I am an ethnogeologist and geoscience education researcher, interested in the ways that place, culture, and affect influence modes of inquiry, teaching, and learning in the Earth system sciences. Ive studied and worked for many years in Native American and Hispanic/Latino communities across the Southwest United States, and taught at Dine College (the tribal college of the Navajo Nation, and a 2YC) for 15 years before I came to Arizona State University in 2003. My interests include place-based science education and the function of sense of place; Indigenous and local ethnogeology; strategic K-12 STEM teacher professional development; geoscience interpretation in Southwestern National Parks; diversity in the geoscience community; and regional and environmental geology of the Southwest. I'm the deputy director of the EarthScope National Office at ASU, a past-president of NAGT, a desert rat, Southwest-style foodie, and grandpa.

James (Jim) Wysong
Professor of Earth Science / Program Manager for Sciences, Science, Hillsborough Community College - Brandon Campus
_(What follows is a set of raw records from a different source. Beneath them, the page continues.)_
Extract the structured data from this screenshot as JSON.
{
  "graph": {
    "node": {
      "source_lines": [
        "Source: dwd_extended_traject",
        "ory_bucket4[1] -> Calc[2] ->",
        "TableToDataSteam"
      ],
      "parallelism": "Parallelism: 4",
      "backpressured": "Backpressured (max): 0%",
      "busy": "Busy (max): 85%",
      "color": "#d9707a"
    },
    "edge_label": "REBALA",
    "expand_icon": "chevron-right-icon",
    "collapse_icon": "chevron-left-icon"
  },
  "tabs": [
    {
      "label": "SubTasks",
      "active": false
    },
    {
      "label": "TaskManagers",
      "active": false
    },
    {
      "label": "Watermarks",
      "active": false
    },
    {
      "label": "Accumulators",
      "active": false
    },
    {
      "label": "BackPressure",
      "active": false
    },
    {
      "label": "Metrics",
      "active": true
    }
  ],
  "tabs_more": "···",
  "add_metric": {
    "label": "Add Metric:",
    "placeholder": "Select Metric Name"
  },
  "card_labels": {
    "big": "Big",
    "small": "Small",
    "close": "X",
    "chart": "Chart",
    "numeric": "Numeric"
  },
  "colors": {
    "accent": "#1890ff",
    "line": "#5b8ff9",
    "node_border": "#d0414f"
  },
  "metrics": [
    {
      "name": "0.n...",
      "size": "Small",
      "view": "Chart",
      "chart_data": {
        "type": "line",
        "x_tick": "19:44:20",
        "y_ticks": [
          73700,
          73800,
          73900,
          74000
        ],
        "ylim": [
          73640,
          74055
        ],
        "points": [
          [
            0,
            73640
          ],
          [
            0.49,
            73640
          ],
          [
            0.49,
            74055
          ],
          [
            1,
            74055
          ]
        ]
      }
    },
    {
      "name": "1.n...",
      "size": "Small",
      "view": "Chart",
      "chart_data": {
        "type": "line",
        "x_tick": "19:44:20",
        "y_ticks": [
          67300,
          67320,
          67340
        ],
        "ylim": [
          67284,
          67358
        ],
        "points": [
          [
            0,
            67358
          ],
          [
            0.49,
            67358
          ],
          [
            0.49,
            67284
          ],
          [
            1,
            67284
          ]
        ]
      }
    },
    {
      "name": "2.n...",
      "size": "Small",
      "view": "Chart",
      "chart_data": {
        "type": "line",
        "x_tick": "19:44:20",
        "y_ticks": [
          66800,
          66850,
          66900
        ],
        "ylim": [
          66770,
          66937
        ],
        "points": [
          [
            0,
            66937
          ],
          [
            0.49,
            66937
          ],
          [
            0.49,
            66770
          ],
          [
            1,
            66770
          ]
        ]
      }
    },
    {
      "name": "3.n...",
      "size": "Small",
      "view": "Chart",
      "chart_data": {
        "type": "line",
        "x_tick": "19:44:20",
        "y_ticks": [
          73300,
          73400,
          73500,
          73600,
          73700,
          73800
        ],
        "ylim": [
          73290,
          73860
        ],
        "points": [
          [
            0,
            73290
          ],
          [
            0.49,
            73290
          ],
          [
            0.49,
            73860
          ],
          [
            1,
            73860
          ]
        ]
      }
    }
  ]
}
Jim Wysong is Professor of Earth Science and Program Manager for Sciences at Hillsborough Community College – Brandon Campus, in suburban Tampa, Florida. Jim's educational background includes undergraduate degrees in Geology and Geography from the University of South Florida (U.S.F.), and a Master's degree in Physical Geography – also from U.S.F. In 24 years of teaching at the community college level, he has primarily taught Earth Science (with lab), Meteorology, and Astronomy courses. Jim has long been active in curriculum issues, serving as General Education Committee chairman at his college for the past 12 years, board member for the Florida Geographic Alliance since 1990, committee member/representative on Florida's state-wide Physical Sciences Committee, and most recently, a member of the SAGE - 2YC Advisory Committee. In addition, Jim has been associated with the Chautauqua Program for faculty development, under the direction of the Center for STEM Education at the University of Texas at Austin, serving as course director for numerous field courses in the United States, Greenland, and Iceland.